An estimated 4.5 million people in the U.S. suffer dog bites each year, according to the U.S. Centers for Disease Control and Prevention. Approximately 885,000 victims of dog attacks sustain serious enough injuries to require medical treatment, the Insurance Information Institute (III) reports.
About half of the victims of dog bites are children. Many injuries occur during warmer months when children spend more time outdoors, increasing the likelihood they’ll encounter neighborhood dogs. Even when playing with the family dog, children are likely dog-bite victims. Family dogs may get agitated during horseplay and the children may fail to recognize the warning signs and reasons a dog might bite.

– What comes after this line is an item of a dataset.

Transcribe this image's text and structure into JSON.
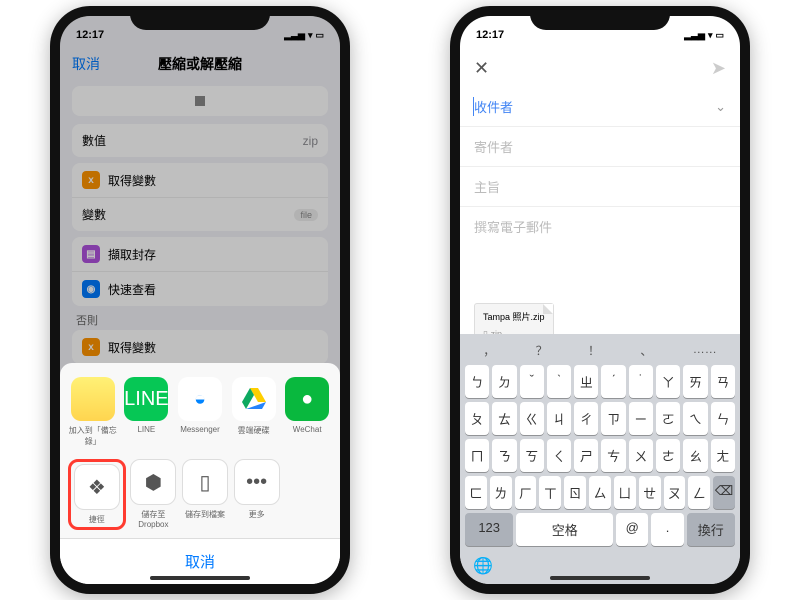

The American Veterinary Medical Association reports any dog that bites can seriously injure. The group also finds breed is a poor indicator of whether an animal will bite.
Dog bites can be expensive. Bites and other dog-related injuries accounted for a third of all homeowners insurance liability claims dollars paid out in 2014, a total of more than $530 million, the institute reports.
From 2003 to 2014, the average cost of dog-bite claims jumped more than 67 percent to $32,072.
How to Avoid Dog Bites
The American Society for the Prevention of Cruelty to Animals suggests that parents teach children to follow these steps to keep from being bitten.
- Don’t stare into a dog’s eyes.
- Avoid teasing dogs behind fences or going near dogs chained in yards.
- Don’t touch dogs running loose outside.
- Avoid running and screaming if a loose dog comes near. Instead, stand still and be quiet.
- Do not touch or try to play with a dog while it is eating or sleeping.
- Before petting a strange dog, ask the pet’s owner for permission. Then let the animal sniff your hand before touching it.
The organization also offers these tips for parents and children:
- Supervise: Make sure you keep an eye on children when they play with dogs.
- Avoid excitement: When children play with pets, make sure they remain calm so the dog doesn’t get excited and bite.
- Stay away from sick animals: Children should avoid animals that appear hurt or ill because they’re more likely to act defensively.
- Don’t invade: Dogs protect their toys, food and homes. Avoid getting into their space.
- React to warnings: If a dog puts its ears back, moves stiffly or slowly, raises the fur on its neck or begins to growl or bark, teach your child to count to five and start moving backwards slowly without looking in the dog’s eyes.
- Protect head and face: Children should roll into a ball and hold still if a dog attacks.
Take Steps to Prevent Bites
- Before bringing a dog into the home, talk with a veterinarian, animal behaviorist or responsible breeder to determine which type of dog would be best for your family and neighborhood.
- Get to know a dog before acquiring it and avoid bringing a dog into a home with an infant or toddler, especially if the animal is aggressive.
- Be aware that children may be afraid of dogs. Never leave an infant alone with a dog.
- Teach your dog to socialize with other dogs and people.
- Teach your children not to bother a dog while it is sleeping or eating.
- Be careful about putting your dog into new situations, as it might not respond well.
- If your dog becomes aggressive or develops unwanted behavior, seek advice from a veterinarian, animal behaviorist or responsible breeder.
Even after a dog owner’s best efforts and training, a dog may bite or attack, causing serious injury and even death. If you or a loved one has been bitten by a dog owned by another, contact a Raleigh dog bite attorney experienced in handling dog-bite cases to help you obtain the compensation you and your family deserve. Don’t let the bite of an aggressive dog damage your life.